> [Data about app and page elements]
========================
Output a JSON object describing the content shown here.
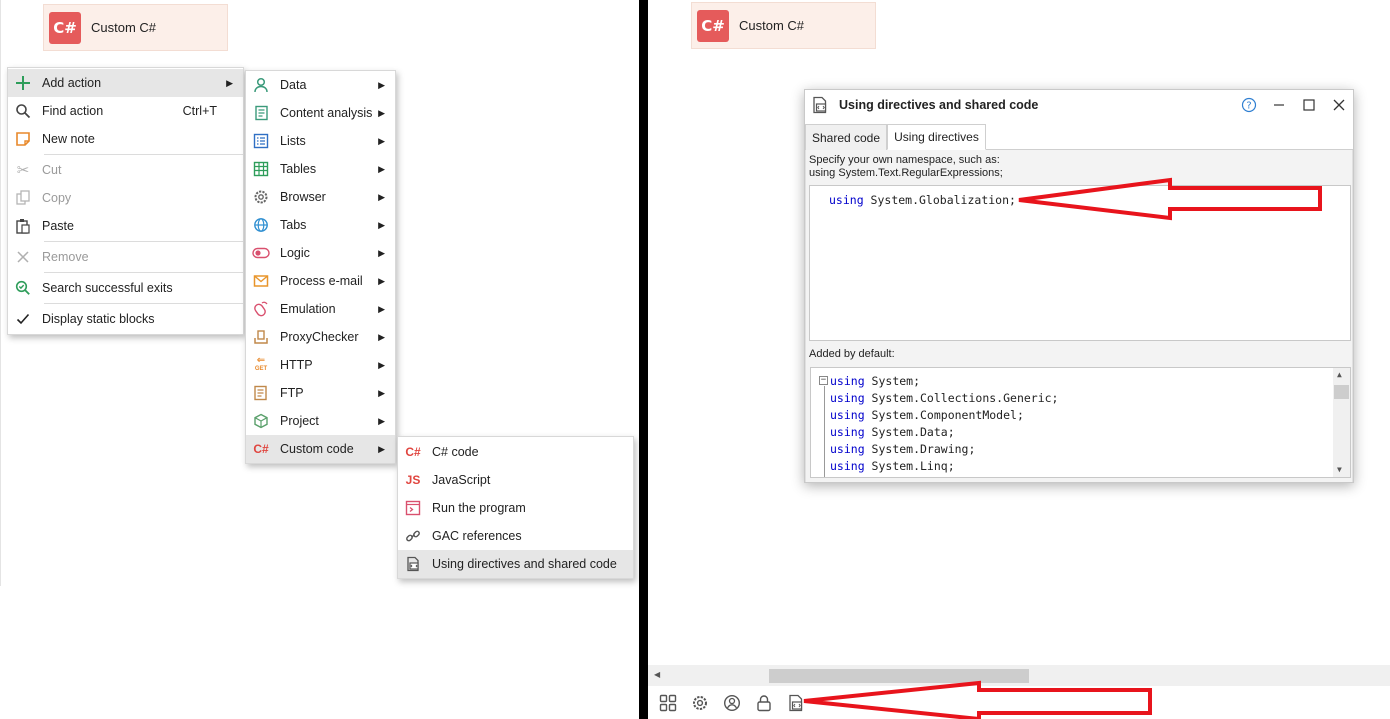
{
  "left": {
    "block_label": "Custom C#",
    "block_badge": "C#",
    "context_menu": {
      "add_action": "Add action",
      "find_action": "Find action",
      "find_shortcut": "Ctrl+T",
      "new_note": "New note",
      "cut": "Cut",
      "copy": "Copy",
      "paste": "Paste",
      "remove": "Remove",
      "search_exits": "Search successful exits",
      "display_static": "Display static blocks"
    },
    "add_action_menu": [
      {
        "label": "Data",
        "icon": "person-icon"
      },
      {
        "label": "Content analysis",
        "icon": "document-icon"
      },
      {
        "label": "Lists",
        "icon": "list-icon"
      },
      {
        "label": "Tables",
        "icon": "table-icon"
      },
      {
        "label": "Browser",
        "icon": "gear-icon"
      },
      {
        "label": "Tabs",
        "icon": "globe-icon"
      },
      {
        "label": "Logic",
        "icon": "toggle-icon"
      },
      {
        "label": "Process e-mail",
        "icon": "envelope-icon"
      },
      {
        "label": "Emulation",
        "icon": "mouse-icon"
      },
      {
        "label": "ProxyChecker",
        "icon": "proxy-icon"
      },
      {
        "label": "HTTP",
        "icon": "get-icon"
      },
      {
        "label": "FTP",
        "icon": "ftp-icon"
      },
      {
        "label": "Project",
        "icon": "cube-icon"
      },
      {
        "label": "Custom code",
        "icon": "csharp-icon"
      }
    ],
    "custom_code_menu": {
      "csharp": "C# code",
      "javascript": "JavaScript",
      "run_program": "Run the program",
      "gac": "GAC references",
      "using": "Using directives and shared code"
    },
    "icon_text": {
      "csharp": "C#",
      "js": "JS",
      "get": "GET"
    }
  },
  "right": {
    "block_label": "Custom C#",
    "block_badge": "C#",
    "window": {
      "title": "Using directives and shared code",
      "tab_shared": "Shared code",
      "tab_using": "Using directives",
      "hint_line1": "Specify your own namespace, such as:",
      "hint_line2": "using System.Text.RegularExpressions;",
      "user_code_kw": "using",
      "user_code_rest": " System.Globalization;",
      "added_by_default": "Added by default:",
      "default_lines": [
        {
          "kw": "using",
          "rest": " System;"
        },
        {
          "kw": "using",
          "rest": " System.Collections.Generic;"
        },
        {
          "kw": "using",
          "rest": " System.ComponentModel;"
        },
        {
          "kw": "using",
          "rest": " System.Data;"
        },
        {
          "kw": "using",
          "rest": " System.Drawing;"
        },
        {
          "kw": "using",
          "rest": " System.Linq;"
        }
      ]
    }
  },
  "colors": {
    "accent_red": "#e8141c",
    "csharp_badge": "#e55b5b",
    "keyword": "#0000cc",
    "highlight": "#e6e6e6"
  }
}
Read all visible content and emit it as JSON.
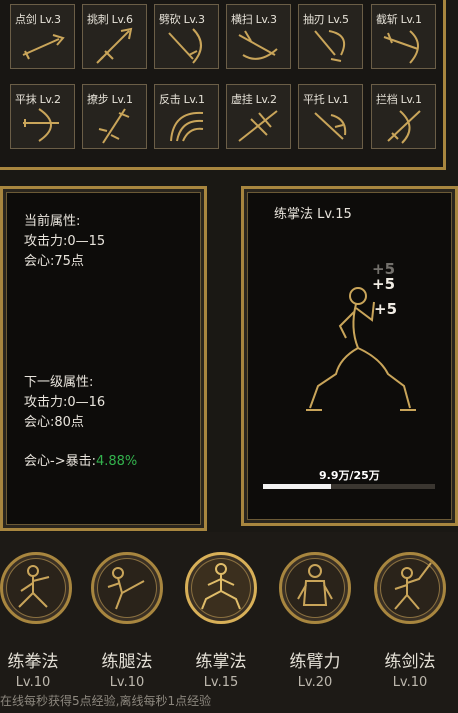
{
  "skills": [
    {
      "label": "点剑 Lv.3",
      "icon": "sword-thrust-icon"
    },
    {
      "label": "挑刺 Lv.6",
      "icon": "sword-pierce-icon"
    },
    {
      "label": "劈砍 Lv.3",
      "icon": "sword-chop-icon"
    },
    {
      "label": "横扫 Lv.3",
      "icon": "sword-sweep-icon"
    },
    {
      "label": "抽刃 Lv.5",
      "icon": "blade-draw-icon"
    },
    {
      "label": "截斩 Lv.1",
      "icon": "sword-slash-icon"
    },
    {
      "label": "平抹 Lv.2",
      "icon": "sword-swipe-icon"
    },
    {
      "label": "撩步 Lv.1",
      "icon": "sword-step-icon"
    },
    {
      "label": "反击 Lv.1",
      "icon": "counter-icon"
    },
    {
      "label": "虚挂 Lv.2",
      "icon": "feint-icon"
    },
    {
      "label": "平托 Lv.1",
      "icon": "sword-lift-icon"
    },
    {
      "label": "拦档 Lv.1",
      "icon": "sword-block-icon"
    }
  ],
  "attributes": {
    "current_title": "当前属性:",
    "current_attack": "攻击力:0—15",
    "current_crit": "会心:75点",
    "next_title": "下一级属性:",
    "next_attack": "攻击力:0—16",
    "next_crit": "会心:80点",
    "crit_to_critrate_label": "会心->暴击:",
    "crit_to_critrate_value": "4.88%"
  },
  "training": {
    "title": "练掌法 Lv.15",
    "gains": [
      "+5",
      "+5",
      "+5"
    ],
    "progress_text": "9.9万/25万",
    "progress_fraction": 0.396
  },
  "tabs": [
    {
      "name": "练拳法",
      "level": "Lv.10",
      "icon": "fist-stance-icon",
      "active": false
    },
    {
      "name": "练腿法",
      "level": "Lv.10",
      "icon": "kick-icon",
      "active": false
    },
    {
      "name": "练掌法",
      "level": "Lv.15",
      "icon": "palm-stance-icon",
      "active": true
    },
    {
      "name": "练臂力",
      "level": "Lv.20",
      "icon": "arm-strength-icon",
      "active": false
    },
    {
      "name": "练剑法",
      "level": "Lv.10",
      "icon": "sword-stance-icon",
      "active": false
    }
  ],
  "footer": "在线每秒获得5点经验,离线每秒1点经验",
  "colors": {
    "gold": "#a8863f",
    "green": "#33b24d",
    "progress": "#f2f2f2"
  }
}
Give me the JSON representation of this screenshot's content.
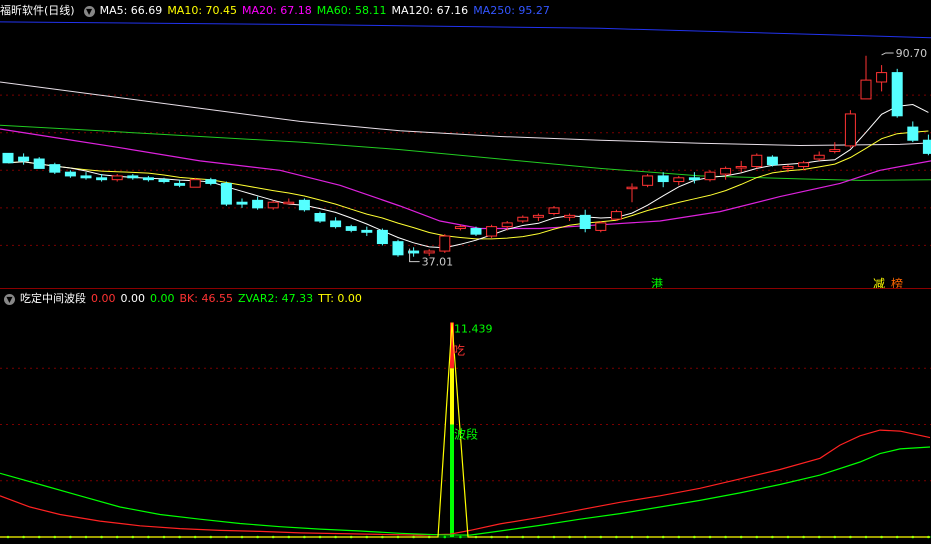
{
  "upper": {
    "title": "福昕软件(日线)",
    "mas": [
      {
        "label": "MA5: 66.69",
        "color": "#ffffff"
      },
      {
        "label": "MA10: 70.45",
        "color": "#ffff00"
      },
      {
        "label": "MA20: 67.18",
        "color": "#ff00ff"
      },
      {
        "label": "MA60: 58.11",
        "color": "#00ff00"
      },
      {
        "label": "MA120: 67.16",
        "color": "#ffffff"
      },
      {
        "label": "MA250: 95.27",
        "color": "#3355ff"
      }
    ],
    "high_label": "90.70",
    "low_label": "37.01",
    "signal_labels": [
      {
        "text": "港",
        "color": "#00ff00"
      },
      {
        "text": "减",
        "color": "#ffff00"
      },
      {
        "text": "榜",
        "color": "#ff6600"
      }
    ]
  },
  "lower": {
    "title": "吃定中间波段",
    "values": [
      {
        "label": "0.00",
        "color": "#ff3333"
      },
      {
        "label": "0.00",
        "color": "#ffffff"
      },
      {
        "label": "0.00",
        "color": "#00ff00"
      },
      {
        "label": "BK: 46.55",
        "color": "#ff3333"
      },
      {
        "label": "ZVAR2: 47.33",
        "color": "#00ff00"
      },
      {
        "label": "TT: 0.00",
        "color": "#ffff00"
      }
    ],
    "peak_label": "11.439",
    "chi_label": "吃",
    "bd_label": "波段"
  },
  "chart_data": [
    {
      "type": "candlestick",
      "title": "福昕软件(日线)",
      "ylim": [
        30,
        100
      ],
      "grid": true,
      "high_annotation": 90.7,
      "low_annotation": 37.01,
      "candles": [
        [
          64.5,
          64.5,
          62.0,
          62.0
        ],
        [
          63.5,
          64.5,
          61.5,
          62.5
        ],
        [
          63.0,
          63.5,
          60.5,
          60.5
        ],
        [
          61.5,
          62.0,
          59.0,
          59.5
        ],
        [
          59.5,
          60.0,
          58.0,
          58.5
        ],
        [
          58.5,
          59.5,
          57.5,
          58.0
        ],
        [
          58.0,
          59.0,
          57.0,
          57.5
        ],
        [
          57.5,
          59.0,
          57.0,
          58.5
        ],
        [
          58.5,
          59.0,
          57.5,
          58.0
        ],
        [
          58.0,
          58.5,
          57.0,
          57.5
        ],
        [
          57.5,
          58.0,
          56.5,
          57.0
        ],
        [
          56.5,
          57.5,
          55.5,
          56.0
        ],
        [
          55.5,
          58.0,
          55.5,
          57.5
        ],
        [
          57.5,
          58.0,
          56.0,
          56.5
        ],
        [
          56.5,
          57.0,
          50.5,
          51.0
        ],
        [
          51.5,
          52.5,
          50.0,
          51.0
        ],
        [
          52.0,
          53.0,
          49.5,
          50.0
        ],
        [
          50.0,
          52.0,
          49.5,
          51.5
        ],
        [
          51.5,
          52.5,
          51.0,
          51.5
        ],
        [
          52.0,
          52.5,
          49.0,
          49.5
        ],
        [
          48.5,
          49.0,
          46.0,
          46.5
        ],
        [
          46.5,
          47.5,
          44.5,
          45.0
        ],
        [
          45.0,
          45.5,
          43.5,
          44.0
        ],
        [
          44.0,
          45.0,
          42.5,
          43.5
        ],
        [
          44.0,
          44.5,
          40.0,
          40.5
        ],
        [
          41.0,
          41.5,
          37.0,
          37.5
        ],
        [
          38.5,
          39.5,
          37.0,
          38.0
        ],
        [
          38.0,
          39.0,
          37.2,
          38.5
        ],
        [
          38.5,
          43.0,
          38.0,
          42.5
        ],
        [
          44.5,
          45.5,
          44.0,
          45.0
        ],
        [
          44.5,
          45.0,
          42.5,
          43.0
        ],
        [
          42.5,
          45.5,
          42.0,
          45.0
        ],
        [
          45.0,
          46.5,
          44.0,
          46.0
        ],
        [
          46.5,
          48.0,
          46.0,
          47.5
        ],
        [
          47.5,
          48.5,
          46.5,
          48.0
        ],
        [
          48.5,
          50.5,
          48.0,
          50.0
        ],
        [
          47.5,
          48.5,
          46.5,
          48.0
        ],
        [
          48.0,
          49.5,
          43.5,
          44.5
        ],
        [
          44.0,
          46.5,
          43.5,
          46.0
        ],
        [
          47.0,
          49.5,
          46.5,
          49.0
        ],
        [
          55.5,
          56.5,
          51.5,
          55.5
        ],
        [
          56.0,
          59.0,
          55.5,
          58.5
        ],
        [
          58.5,
          59.5,
          55.5,
          57.0
        ],
        [
          57.0,
          58.5,
          56.0,
          58.0
        ],
        [
          58.0,
          59.5,
          56.5,
          57.5
        ],
        [
          57.5,
          60.0,
          57.0,
          59.5
        ],
        [
          59.0,
          61.0,
          57.5,
          60.5
        ],
        [
          61.0,
          62.5,
          59.5,
          61.0
        ],
        [
          61.0,
          64.5,
          60.5,
          64.0
        ],
        [
          63.5,
          64.0,
          61.0,
          61.5
        ],
        [
          60.5,
          61.5,
          59.5,
          61.0
        ],
        [
          61.0,
          62.5,
          60.0,
          62.0
        ],
        [
          63.0,
          65.0,
          62.5,
          64.0
        ],
        [
          65.0,
          67.5,
          64.5,
          65.5
        ],
        [
          66.5,
          76.0,
          66.0,
          75.0
        ],
        [
          79.0,
          90.5,
          79.0,
          84.0
        ],
        [
          83.5,
          88.0,
          81.0,
          86.0
        ],
        [
          86.0,
          87.0,
          74.0,
          74.5
        ],
        [
          71.5,
          73.0,
          67.5,
          68.0
        ],
        [
          68.0,
          69.5,
          64.0,
          64.5
        ]
      ]
    },
    {
      "type": "line",
      "title": "吃定中间波段",
      "ylim": [
        0,
        12
      ],
      "grid": true,
      "series": [
        {
          "name": "BK",
          "color": "#ff2222",
          "x": [
            0,
            30,
            60,
            100,
            140,
            180,
            220,
            260,
            300,
            340,
            380,
            420,
            450,
            470,
            500,
            540,
            580,
            620,
            660,
            700,
            740,
            780,
            820,
            840,
            860,
            880,
            900,
            930
          ],
          "values": [
            2.2,
            1.6,
            1.2,
            0.85,
            0.6,
            0.45,
            0.35,
            0.3,
            0.22,
            0.18,
            0.14,
            0.1,
            0.15,
            0.35,
            0.7,
            1.05,
            1.45,
            1.85,
            2.2,
            2.6,
            3.1,
            3.6,
            4.2,
            4.9,
            5.4,
            5.7,
            5.65,
            5.3
          ]
        },
        {
          "name": "ZVAR2",
          "color": "#00ff00",
          "x": [
            0,
            40,
            80,
            120,
            160,
            200,
            240,
            280,
            320,
            360,
            400,
            440,
            470,
            500,
            540,
            580,
            620,
            660,
            700,
            740,
            780,
            820,
            860,
            880,
            900,
            930
          ],
          "values": [
            3.4,
            2.8,
            2.2,
            1.6,
            1.2,
            0.95,
            0.72,
            0.55,
            0.42,
            0.32,
            0.2,
            0.12,
            0.1,
            0.32,
            0.62,
            0.95,
            1.25,
            1.6,
            1.95,
            2.35,
            2.8,
            3.3,
            4.0,
            4.45,
            4.7,
            4.8
          ]
        },
        {
          "name": "TT",
          "color": "#ffff00",
          "x": [
            0,
            438,
            452,
            468,
            930
          ],
          "values": [
            0,
            0,
            11.439,
            0,
            0
          ]
        }
      ]
    }
  ]
}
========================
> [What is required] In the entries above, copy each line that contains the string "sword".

> [Solved problem]
      "icon": "sword-thrust-icon"
      "icon": "sword-pierce-icon"
      "icon": "sword-chop-icon"
      "icon": "sword-sweep-icon"
      "icon": "sword-slash-icon"
      "icon": "sword-swipe-icon"
      "icon": "sword-step-icon"
      "icon": "sword-lift-icon"
      "icon": "sword-block-icon"
      "icon": "sword-stance-icon",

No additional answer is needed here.